Last month, for instance, they wrote commercial music for Under Armour and Planet Fitness. Joyner says they’re hoping to write more. Record producers or not, they don’t find anything to be embarrassed about in it—in fact, it’s kind of a perfect blend of their respective talents, as Lokoff composes and Joyner produces. “We’re in the studio making music, having fun and being creative,” Joyner says. 

One thing they’ve taken on that’s caught some local media attention is their involvement in a couple independent feature films with Philly pedigrees. They served as music supervisors on Lebanon, PA , which has done pretty darn well for a small fiilm: It’s available on Blu-Ray, iTunes and Netflix and got a Showtime premiere just last week. Filmmaker Ben Hickernell, a local media mainstay, wrote and directed the charming indie, whose website boils it down to: “[A] bittersweet comic drama tenderly explores the cultural divide in America through the lives of one extended family.”

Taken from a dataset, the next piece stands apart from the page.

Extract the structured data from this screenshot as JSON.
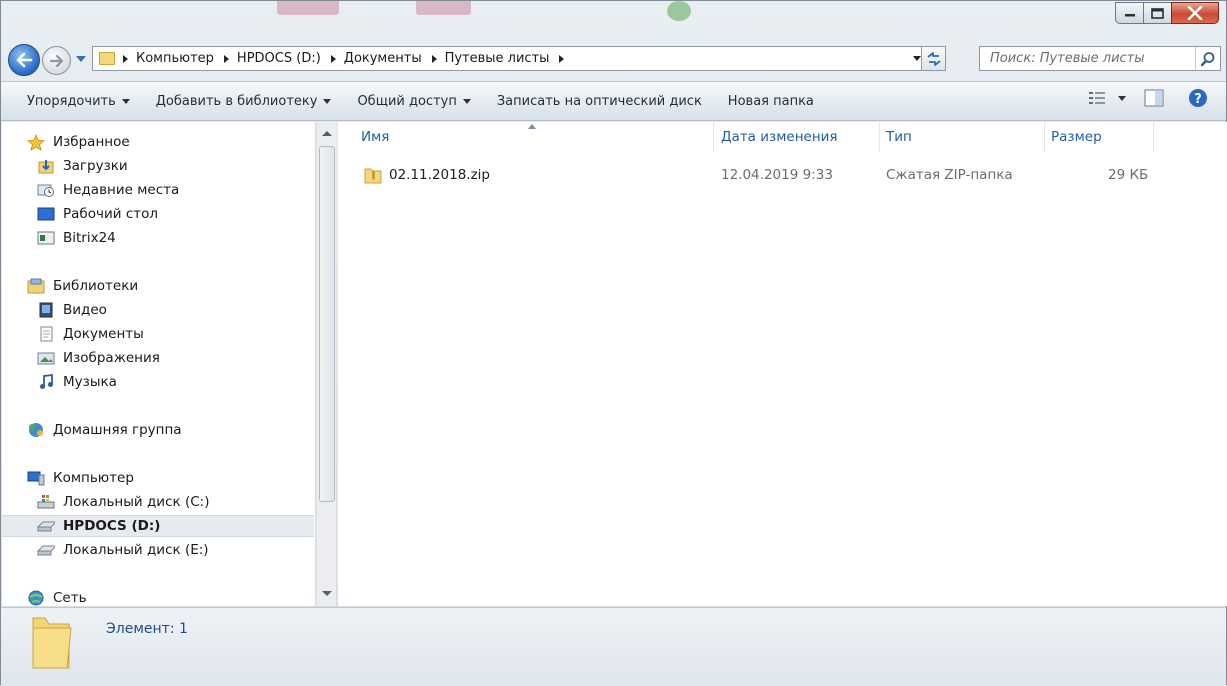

Page: 1 2 |Next
Add to favoritesAdd to Favorites PrintPrint Send to friendSend to Friend


Comments 1 - 1 of 1
Report Violation

1. Matt Bevilacqua said... on Jan 25, 2013 at 10:26PM

“OK, I know this story is a couple weeks old, and I hate it when commenters nitpick and, furthermore, I really don't blame you for mixing this up, but: American Pastoral is by Philip Roth, not DeLillo.

Otherwise, nice story. I'll be interested to see, as MilkBoy expands, if smaller, independent artists will still have a place in its mini-empire.”


(HTML and URLs prohibited)